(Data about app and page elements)
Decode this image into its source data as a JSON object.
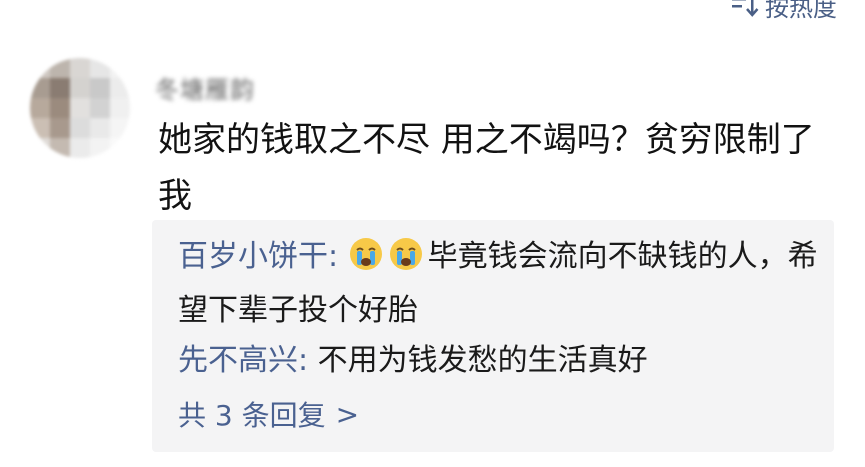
{
  "sort": {
    "label": "按热度",
    "icon": "sort-icon"
  },
  "comment": {
    "username": "冬塘雁韵",
    "text": "她家的钱取之不尽 用之不竭吗？贫穷限制了我"
  },
  "replies": [
    {
      "name": "百岁小饼干:",
      "emojis": [
        "crying-face-emoji",
        "crying-face-emoji"
      ],
      "text": "毕竟钱会流向不缺钱的人，希望下辈子投个好胎"
    },
    {
      "name": "先不高兴:",
      "text": "不用为钱发愁的生活真好"
    }
  ],
  "more_replies": {
    "label": "共 3 条回复",
    "arrow": ">"
  },
  "colors": {
    "link": "#4a6190",
    "reply_bg": "#f4f4f5",
    "text": "#1a1a1a"
  }
}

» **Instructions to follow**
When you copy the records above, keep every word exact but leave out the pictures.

» **Answer box**
Decode this image into its source data as a JSON object.
{
  "sort": {
    "label": "按热度",
    "icon": "sort-icon"
  },
  "comment": {
    "username": "冬塘雁韵",
    "text": "她家的钱取之不尽 用之不竭吗？贫穷限制了我"
  },
  "replies": [
    {
      "name": "百岁小饼干:",
      "emojis": [
        "crying-face-emoji",
        "crying-face-emoji"
      ],
      "text": "毕竟钱会流向不缺钱的人，希望下辈子投个好胎"
    },
    {
      "name": "先不高兴:",
      "text": "不用为钱发愁的生活真好"
    }
  ],
  "more_replies": {
    "label": "共 3 条回复",
    "arrow": ">"
  },
  "colors": {
    "link": "#4a6190",
    "reply_bg": "#f4f4f5",
    "text": "#1a1a1a"
  }
}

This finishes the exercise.